> **What is required**: Wherever the word "JSON" appears in a line of the data, that line should be copied.

> **Records for this task**:
------------------------------------------------

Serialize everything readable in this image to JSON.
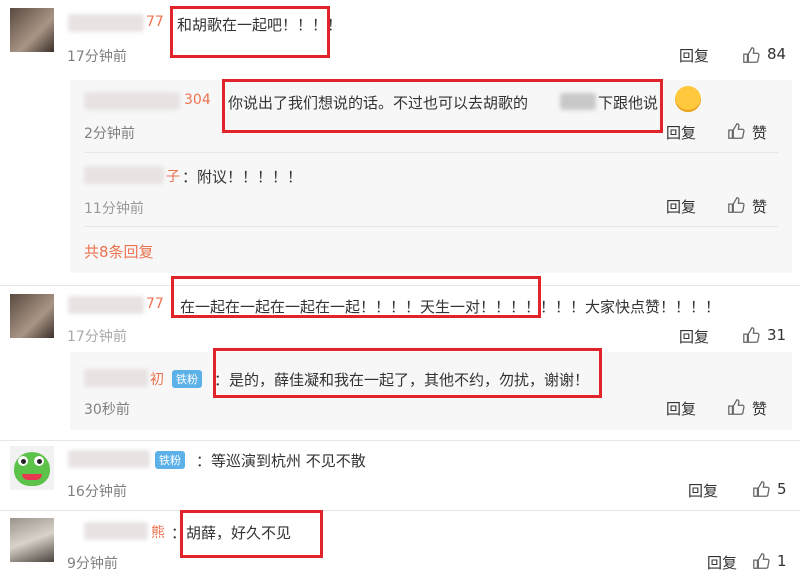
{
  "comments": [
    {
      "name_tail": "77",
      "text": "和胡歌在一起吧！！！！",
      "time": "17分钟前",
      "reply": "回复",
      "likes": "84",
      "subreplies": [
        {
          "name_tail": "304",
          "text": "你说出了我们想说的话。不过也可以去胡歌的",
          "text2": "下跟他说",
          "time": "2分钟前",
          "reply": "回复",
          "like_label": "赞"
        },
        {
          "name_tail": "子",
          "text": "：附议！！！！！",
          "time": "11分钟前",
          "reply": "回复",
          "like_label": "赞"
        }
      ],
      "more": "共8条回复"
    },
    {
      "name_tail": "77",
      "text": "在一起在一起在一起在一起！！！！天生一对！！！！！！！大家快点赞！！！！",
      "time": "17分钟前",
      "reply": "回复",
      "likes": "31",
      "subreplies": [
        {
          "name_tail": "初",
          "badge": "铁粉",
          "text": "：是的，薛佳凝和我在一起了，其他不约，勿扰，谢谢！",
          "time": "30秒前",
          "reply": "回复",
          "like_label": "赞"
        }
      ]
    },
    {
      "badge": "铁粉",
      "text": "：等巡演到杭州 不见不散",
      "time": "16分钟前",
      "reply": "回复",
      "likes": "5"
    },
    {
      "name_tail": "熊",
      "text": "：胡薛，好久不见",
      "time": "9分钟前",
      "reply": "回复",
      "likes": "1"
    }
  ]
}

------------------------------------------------

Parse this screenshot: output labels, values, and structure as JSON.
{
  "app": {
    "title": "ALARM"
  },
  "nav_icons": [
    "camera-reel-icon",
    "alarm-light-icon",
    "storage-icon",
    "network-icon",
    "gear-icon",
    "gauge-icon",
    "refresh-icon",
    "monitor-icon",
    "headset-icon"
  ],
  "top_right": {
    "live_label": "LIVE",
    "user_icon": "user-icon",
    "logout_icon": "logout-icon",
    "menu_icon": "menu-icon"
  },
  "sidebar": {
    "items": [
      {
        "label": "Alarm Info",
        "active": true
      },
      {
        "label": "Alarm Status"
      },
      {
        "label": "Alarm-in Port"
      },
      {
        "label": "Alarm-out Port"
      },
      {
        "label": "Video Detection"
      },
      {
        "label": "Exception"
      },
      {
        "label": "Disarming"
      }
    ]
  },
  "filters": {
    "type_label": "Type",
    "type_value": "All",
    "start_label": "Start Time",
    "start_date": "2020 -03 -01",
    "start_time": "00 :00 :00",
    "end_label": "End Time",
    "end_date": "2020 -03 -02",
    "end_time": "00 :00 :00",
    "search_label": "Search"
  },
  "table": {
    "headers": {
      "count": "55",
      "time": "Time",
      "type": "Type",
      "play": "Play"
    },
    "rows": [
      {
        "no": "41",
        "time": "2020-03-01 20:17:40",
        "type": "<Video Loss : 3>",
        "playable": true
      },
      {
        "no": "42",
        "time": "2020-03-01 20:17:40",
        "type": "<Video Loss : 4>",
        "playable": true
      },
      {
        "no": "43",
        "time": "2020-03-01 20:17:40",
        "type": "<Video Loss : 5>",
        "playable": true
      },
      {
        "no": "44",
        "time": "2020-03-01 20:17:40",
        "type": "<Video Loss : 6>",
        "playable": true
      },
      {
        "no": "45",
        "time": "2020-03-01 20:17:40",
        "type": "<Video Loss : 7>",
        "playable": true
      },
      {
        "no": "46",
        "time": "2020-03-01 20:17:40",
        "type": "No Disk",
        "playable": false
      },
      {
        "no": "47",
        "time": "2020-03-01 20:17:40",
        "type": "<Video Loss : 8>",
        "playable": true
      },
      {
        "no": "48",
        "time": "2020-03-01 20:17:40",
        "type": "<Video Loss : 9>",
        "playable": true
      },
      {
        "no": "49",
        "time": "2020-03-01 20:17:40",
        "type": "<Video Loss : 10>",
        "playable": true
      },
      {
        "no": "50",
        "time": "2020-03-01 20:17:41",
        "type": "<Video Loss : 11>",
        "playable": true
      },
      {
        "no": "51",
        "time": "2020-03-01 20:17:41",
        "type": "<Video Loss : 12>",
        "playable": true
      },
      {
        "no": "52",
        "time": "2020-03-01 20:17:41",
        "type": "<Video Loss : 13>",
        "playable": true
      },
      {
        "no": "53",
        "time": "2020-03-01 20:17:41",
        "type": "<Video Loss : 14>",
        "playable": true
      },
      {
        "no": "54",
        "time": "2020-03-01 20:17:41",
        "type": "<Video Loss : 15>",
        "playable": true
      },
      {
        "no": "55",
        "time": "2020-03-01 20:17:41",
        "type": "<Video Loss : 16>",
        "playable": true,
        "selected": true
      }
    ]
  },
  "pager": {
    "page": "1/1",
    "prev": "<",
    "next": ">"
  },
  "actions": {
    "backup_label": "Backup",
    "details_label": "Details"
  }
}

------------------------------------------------

> **Response area**:
Serialize everything readable in this image to JSON.
Parse this screenshot: output labels, values, and structure as JSON.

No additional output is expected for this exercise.